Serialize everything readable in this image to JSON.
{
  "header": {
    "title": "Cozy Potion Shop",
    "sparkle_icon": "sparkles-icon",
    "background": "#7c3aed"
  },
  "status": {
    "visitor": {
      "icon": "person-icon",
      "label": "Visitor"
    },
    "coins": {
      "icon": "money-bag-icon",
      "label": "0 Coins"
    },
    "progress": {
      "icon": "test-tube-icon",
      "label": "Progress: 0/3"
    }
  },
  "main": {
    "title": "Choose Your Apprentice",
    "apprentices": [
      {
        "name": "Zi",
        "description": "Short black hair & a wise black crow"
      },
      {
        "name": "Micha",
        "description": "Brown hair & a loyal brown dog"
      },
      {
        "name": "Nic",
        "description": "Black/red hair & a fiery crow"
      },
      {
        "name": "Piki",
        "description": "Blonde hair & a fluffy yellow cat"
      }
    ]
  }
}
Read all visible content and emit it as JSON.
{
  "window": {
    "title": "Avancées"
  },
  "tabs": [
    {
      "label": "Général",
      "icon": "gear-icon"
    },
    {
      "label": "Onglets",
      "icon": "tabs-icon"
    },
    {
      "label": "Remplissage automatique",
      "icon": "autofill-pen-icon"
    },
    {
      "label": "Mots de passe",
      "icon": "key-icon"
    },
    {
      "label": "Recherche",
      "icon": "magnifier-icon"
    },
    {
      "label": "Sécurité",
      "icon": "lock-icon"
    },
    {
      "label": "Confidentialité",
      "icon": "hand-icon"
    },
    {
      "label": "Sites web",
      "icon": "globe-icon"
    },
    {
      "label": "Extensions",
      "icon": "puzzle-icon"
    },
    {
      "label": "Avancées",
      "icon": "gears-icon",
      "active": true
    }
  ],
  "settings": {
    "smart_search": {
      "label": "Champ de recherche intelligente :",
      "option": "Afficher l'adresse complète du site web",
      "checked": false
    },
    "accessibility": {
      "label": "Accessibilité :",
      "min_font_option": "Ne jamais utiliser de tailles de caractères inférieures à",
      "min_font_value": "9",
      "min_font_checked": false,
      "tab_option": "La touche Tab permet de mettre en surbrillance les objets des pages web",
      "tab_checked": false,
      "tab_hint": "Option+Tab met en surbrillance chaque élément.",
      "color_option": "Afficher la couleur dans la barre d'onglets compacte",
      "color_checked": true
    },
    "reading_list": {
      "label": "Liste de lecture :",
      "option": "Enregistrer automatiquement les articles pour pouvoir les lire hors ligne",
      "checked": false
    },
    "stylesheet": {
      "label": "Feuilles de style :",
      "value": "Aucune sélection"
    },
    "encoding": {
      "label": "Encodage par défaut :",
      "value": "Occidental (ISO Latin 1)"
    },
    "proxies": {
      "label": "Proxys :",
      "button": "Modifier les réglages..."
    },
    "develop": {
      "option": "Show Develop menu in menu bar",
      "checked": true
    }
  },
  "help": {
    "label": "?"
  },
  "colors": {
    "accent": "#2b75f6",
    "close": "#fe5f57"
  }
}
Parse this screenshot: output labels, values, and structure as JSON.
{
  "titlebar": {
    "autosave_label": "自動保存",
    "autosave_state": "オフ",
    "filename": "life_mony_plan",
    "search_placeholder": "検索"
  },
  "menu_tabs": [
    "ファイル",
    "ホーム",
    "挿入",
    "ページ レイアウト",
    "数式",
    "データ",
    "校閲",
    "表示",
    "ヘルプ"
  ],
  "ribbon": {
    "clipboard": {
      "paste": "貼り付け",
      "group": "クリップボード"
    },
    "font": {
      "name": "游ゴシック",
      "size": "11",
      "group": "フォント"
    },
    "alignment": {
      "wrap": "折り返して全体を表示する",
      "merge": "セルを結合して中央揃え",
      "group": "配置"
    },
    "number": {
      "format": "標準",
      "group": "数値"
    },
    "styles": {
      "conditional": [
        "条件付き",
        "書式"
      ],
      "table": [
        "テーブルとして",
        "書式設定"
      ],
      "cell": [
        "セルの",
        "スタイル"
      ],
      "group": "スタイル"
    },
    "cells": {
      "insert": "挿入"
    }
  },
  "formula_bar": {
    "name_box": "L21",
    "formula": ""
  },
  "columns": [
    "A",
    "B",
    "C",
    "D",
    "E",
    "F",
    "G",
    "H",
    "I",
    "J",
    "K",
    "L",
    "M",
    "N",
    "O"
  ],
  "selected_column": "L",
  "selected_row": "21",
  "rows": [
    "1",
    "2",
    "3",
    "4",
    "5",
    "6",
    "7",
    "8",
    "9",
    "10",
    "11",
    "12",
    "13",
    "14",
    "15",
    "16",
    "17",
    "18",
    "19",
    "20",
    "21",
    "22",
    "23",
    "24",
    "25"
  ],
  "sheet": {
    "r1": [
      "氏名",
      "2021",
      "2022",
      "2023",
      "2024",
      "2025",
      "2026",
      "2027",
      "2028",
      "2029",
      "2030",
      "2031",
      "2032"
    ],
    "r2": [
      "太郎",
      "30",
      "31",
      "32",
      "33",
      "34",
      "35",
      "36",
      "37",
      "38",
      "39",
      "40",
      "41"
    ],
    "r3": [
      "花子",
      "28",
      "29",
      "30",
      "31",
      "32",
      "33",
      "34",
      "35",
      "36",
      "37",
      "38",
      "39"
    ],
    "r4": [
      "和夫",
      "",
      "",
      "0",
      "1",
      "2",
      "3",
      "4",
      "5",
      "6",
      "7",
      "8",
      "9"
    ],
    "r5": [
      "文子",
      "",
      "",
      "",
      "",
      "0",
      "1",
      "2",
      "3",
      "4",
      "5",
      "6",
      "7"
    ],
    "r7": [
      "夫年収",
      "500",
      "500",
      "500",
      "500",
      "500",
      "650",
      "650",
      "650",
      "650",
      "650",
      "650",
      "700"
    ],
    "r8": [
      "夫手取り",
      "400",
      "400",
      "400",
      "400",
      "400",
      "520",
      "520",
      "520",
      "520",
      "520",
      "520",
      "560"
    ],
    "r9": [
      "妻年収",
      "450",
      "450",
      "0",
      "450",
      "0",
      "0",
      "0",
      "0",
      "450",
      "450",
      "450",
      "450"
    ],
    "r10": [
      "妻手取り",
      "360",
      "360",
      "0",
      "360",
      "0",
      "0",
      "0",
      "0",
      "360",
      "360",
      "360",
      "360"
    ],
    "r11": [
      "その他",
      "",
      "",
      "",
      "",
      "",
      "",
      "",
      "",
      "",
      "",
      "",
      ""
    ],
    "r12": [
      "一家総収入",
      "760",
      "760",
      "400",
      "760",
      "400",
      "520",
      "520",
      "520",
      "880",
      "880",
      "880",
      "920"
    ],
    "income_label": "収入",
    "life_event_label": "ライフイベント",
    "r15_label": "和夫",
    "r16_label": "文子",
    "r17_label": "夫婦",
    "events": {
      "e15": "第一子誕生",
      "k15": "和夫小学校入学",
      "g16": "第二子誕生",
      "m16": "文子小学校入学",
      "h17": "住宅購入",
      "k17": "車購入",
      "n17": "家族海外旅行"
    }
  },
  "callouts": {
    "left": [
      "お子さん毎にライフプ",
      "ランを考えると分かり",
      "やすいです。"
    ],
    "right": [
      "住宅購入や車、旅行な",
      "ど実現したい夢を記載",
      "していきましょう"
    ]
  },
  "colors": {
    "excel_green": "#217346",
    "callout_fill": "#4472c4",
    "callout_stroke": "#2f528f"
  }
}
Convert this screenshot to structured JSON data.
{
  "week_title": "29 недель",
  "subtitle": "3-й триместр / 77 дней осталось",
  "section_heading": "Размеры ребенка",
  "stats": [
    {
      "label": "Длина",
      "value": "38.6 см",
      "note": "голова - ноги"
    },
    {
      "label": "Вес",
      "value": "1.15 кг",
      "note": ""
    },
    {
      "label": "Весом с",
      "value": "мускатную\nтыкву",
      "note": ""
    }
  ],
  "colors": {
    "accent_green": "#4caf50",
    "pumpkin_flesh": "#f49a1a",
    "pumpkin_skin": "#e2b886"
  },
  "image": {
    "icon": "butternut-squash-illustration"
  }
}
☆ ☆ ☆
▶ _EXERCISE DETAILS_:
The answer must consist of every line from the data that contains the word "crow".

▶ _PROBLEM SOLUTION_:
        "description": "Short black hair & a wise black crow"
        "description": "Black/red hair & a fiery crow"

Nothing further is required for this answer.